Organic food must meet all of the safety and quality standards applied to non-organic foods. Critics of organic farming sometimes claim that because organic farmers use farmyard manure, there is a greater risk of pathogen contamination on organic crops. However, farmyard manure is also extensively used in non-organic farming, but with less strict controls than […]
At OF&G we don’t like to say ‘better’, we like to say ‘different’. Most non-organic farmers also care about the countryside and the welfare of their animals and it would be unfair to suggest otherwise.

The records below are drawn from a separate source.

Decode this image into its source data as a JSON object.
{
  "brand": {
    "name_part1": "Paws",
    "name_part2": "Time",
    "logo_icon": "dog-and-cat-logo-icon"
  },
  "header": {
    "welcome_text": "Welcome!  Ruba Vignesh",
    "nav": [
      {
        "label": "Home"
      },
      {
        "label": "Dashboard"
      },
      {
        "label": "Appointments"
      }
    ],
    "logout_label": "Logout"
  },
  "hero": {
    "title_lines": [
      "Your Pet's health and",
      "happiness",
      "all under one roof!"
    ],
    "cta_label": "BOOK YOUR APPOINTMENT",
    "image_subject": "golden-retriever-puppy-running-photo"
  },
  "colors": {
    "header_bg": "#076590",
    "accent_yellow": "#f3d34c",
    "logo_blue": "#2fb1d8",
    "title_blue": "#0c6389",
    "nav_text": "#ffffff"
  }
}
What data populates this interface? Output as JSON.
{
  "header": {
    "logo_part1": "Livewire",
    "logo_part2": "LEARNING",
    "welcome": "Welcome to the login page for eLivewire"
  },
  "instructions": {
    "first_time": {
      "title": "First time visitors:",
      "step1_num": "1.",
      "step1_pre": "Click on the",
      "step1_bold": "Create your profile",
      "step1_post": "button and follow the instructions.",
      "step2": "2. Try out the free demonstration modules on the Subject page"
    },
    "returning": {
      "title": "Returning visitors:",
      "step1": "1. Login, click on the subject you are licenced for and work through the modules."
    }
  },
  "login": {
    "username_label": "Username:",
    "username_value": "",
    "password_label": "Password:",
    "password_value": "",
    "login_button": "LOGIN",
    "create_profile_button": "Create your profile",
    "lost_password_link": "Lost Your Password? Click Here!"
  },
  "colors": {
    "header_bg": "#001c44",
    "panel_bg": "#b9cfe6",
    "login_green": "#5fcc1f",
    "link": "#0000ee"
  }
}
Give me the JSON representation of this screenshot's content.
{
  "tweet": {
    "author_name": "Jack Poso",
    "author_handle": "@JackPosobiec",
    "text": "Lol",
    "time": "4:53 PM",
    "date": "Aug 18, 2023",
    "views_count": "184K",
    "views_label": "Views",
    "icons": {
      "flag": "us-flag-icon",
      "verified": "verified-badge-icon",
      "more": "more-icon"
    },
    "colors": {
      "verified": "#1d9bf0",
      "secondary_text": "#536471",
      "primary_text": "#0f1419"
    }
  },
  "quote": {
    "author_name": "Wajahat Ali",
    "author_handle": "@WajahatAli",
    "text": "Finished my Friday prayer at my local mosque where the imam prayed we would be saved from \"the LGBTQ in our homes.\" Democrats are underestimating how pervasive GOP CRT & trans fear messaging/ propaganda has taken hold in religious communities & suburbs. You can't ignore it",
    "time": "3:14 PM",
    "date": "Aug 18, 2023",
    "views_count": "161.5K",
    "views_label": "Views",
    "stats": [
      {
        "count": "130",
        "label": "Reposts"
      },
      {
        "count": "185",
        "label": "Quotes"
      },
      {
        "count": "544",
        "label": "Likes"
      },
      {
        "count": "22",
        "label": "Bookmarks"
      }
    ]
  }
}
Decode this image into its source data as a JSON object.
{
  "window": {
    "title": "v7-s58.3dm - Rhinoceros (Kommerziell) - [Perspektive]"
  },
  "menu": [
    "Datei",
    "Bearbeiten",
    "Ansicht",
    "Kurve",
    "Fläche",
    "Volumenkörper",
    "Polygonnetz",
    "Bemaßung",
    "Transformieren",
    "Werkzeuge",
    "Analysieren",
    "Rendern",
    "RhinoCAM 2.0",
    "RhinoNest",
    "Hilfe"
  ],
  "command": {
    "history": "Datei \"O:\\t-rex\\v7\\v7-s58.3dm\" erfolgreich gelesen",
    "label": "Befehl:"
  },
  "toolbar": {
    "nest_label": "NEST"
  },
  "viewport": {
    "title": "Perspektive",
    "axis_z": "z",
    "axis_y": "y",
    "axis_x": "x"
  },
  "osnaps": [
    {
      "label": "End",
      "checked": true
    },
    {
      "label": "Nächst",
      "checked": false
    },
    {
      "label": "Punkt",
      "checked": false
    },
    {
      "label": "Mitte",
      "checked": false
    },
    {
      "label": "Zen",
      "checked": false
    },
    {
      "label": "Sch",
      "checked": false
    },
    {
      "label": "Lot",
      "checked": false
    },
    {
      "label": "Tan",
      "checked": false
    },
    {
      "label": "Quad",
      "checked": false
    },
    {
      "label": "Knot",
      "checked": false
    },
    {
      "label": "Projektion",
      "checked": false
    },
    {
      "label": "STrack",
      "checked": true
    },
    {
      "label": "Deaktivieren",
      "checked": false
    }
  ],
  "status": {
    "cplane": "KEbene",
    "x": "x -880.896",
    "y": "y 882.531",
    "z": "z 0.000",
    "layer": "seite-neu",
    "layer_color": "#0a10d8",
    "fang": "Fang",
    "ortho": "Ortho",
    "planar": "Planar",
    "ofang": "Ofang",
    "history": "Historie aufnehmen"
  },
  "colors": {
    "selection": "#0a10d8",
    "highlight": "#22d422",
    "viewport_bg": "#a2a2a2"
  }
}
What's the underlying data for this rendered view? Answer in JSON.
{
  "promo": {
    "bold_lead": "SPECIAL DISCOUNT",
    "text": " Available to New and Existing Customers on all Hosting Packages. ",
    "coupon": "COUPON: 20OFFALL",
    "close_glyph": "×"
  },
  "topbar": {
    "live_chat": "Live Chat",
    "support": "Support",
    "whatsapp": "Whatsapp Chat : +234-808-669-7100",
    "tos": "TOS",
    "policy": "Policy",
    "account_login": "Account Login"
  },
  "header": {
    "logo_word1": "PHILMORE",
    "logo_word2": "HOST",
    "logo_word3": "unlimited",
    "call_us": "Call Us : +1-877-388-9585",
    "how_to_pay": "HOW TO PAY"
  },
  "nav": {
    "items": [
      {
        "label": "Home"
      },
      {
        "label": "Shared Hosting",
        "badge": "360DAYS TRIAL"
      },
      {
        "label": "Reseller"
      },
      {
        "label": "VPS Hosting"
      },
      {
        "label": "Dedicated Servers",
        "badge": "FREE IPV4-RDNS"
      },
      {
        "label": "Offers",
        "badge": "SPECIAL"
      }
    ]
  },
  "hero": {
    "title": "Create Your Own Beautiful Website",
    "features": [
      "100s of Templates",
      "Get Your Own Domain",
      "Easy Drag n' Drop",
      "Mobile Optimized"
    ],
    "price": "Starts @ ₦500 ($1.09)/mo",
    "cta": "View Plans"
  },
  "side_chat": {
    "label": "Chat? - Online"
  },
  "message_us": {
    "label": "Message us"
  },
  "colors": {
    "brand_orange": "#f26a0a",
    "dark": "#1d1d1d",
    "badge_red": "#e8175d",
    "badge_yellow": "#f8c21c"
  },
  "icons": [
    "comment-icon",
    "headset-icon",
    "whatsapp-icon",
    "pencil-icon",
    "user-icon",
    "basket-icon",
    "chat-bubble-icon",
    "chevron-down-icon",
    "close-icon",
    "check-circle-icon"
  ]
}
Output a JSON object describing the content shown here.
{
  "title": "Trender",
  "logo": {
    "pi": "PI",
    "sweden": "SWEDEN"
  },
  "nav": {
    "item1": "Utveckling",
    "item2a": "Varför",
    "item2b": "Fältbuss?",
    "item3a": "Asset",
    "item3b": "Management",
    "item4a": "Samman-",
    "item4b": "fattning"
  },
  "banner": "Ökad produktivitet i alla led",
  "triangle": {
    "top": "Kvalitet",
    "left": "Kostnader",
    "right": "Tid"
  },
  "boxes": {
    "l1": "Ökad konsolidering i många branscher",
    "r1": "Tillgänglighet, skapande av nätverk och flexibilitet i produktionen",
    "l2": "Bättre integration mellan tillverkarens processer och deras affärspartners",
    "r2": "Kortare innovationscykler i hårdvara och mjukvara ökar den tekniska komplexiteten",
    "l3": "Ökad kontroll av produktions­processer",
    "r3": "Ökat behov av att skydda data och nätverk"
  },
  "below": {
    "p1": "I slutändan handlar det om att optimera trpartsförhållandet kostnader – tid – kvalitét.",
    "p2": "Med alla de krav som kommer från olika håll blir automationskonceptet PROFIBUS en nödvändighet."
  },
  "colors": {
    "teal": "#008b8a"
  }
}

However, we think that organic methods take care for the environment, animals and the end product to another level, giving […]
The answer to this is ‘yes and no’. Organic farming draws on thousands of years of farming knowledge and experience, instead of relying on chemicals created in the last fifty years or so. Farmers have to be creative in solving problems and in the ways they market their produce. So, in many ways, organics are […]
It is the responsibility of DEFRA and the control bodies to ensure that all of the standards are being met.
Organic food is now widely available and where you buy it is a matter for you. If you can get it from a local farmer, who perhaps runs a box delivery scheme, you will be helping them to make a decent living (no middlemen taking a big cut), cutting down on environmentally harmful packaging, reducing […]
Not routinely, as can be the case in other types of farming. Instead organic farmers try to use holistic methods wherever possible.
Only a limited list of carefully selected pesticides are approved for use in organic farming, where there are no natural or system-based alternatives, and then as a last resort. Organic farmers do not use herbicides, instead they rely on crop rotation, well-timed cultivation, hand or mechanical weeding and carefully selecting crop varieties.